unrolled the script of scholars, put in place
Traube and Vahlen, Leo, Reitzenstein,
and set the stars for all our lives to steer them by.
Your force was schooled to skills, the leonine
turned lapidary; syntax and the line
at fault and needing surgery brought to bear
the steely grammar shaped in pain and care.
You mounted on minutiae to aspire
with Plato up the staircase of ideas
and ranged, a ruler, all his cloudy sky
and came down to his deep cave with light and heat
in worlds where men see dust and you saw fire,
to blow your edicts from your chair at ease,
Jupiter of the seminar benign
with poets nuns and Baptists sitting at your feet.
It was the river. Far away and late
I heard the story of the overturned canoe,
your call, "go help the others," and the great heart stayed
in death. Think of that country that we knew
so well, land of black woods and trailing vines
and inland muddy streams that held your fate,
the Pollywogs, the flooded Danville mines,
Sangamon and Vermilion and Salt Fork,
our professorial playground. How we played
beside the crawfish-catfish-haunted Lethe stream
through overall-and-gallus groves of Academe.
Sulphured for chiggers, through the green opaque
fills of the scoops we swam, and dried in air,
played softball in cow-pastures, fried our steak,
stood by the fire and rocked the night with corny song
and shone the moon with outlaw rye and legal beer.
And now you are gone out of a world gone wrong.
Spirit in storm. You can not catch and keep it near.
Verse will not hold you fixed. The river took
you, and your spirit on the plains
will shout with the old laughter over all my pains
to put a man alive inside a book.
End from an epitaph you turned me to:
the tribute to a Roman Spanish charioteer:
Now pour the wine. Your friends and flowers are here.
Never forget. For there was none like you.
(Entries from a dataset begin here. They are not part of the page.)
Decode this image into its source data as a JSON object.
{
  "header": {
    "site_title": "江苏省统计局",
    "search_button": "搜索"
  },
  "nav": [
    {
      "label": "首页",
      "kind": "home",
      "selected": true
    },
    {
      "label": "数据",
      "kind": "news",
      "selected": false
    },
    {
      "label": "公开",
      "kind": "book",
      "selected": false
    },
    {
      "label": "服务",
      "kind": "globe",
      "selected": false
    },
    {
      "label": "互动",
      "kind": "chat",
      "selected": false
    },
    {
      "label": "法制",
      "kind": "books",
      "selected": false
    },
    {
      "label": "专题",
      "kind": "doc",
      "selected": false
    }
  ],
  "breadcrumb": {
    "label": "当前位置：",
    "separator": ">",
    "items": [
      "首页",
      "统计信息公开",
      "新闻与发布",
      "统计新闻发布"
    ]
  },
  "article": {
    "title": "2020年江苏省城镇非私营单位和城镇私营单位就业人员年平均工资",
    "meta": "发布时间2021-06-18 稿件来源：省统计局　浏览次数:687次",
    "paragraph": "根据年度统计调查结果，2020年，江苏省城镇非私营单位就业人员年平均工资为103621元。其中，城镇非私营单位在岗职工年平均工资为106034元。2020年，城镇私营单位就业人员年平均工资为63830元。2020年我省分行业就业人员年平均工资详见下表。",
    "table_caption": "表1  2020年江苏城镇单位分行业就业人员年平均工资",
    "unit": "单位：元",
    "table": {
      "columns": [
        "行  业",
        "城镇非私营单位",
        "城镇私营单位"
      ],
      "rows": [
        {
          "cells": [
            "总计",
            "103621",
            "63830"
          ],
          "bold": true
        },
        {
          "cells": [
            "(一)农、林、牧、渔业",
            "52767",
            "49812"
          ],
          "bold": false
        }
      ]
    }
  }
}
W.A.O. was William Abbott Oldfather, who drowned while canoeing. The "tribute to a Roman Spanish charioteer" can be found in Corpus Inscriptionum Latinarum
II.4315, translated by Lattimore in his Themes in Greek and Latin Epitaphs
(Urbana: University of Illinois Press, 1962), pp. 273-274:
Some of us of the Venetan team who were admirers of Fuscus and loved him have consecrated an altar to him from our own funds, so that all may know the monument and this token of love. Your fame was complete, and you deserved honor for your racing. You strove against many, and though a poor man, feared none. When you were hated you always held your peace like a strong man. You lived fairly, but being mortal, you were fated to die. If you are human, seek for such a man. Stay, traveler, and read; and if you remember, if you knew the man as he was (for all fear fortune) say this only: Fuscus has the epitaphs due to death, he has his tomb. The stone covers his bones, it is well with him. Good-bye, Fortune. We have shed tears for this good man; now the wine, and we pray that you may lie in peace. No one was like you.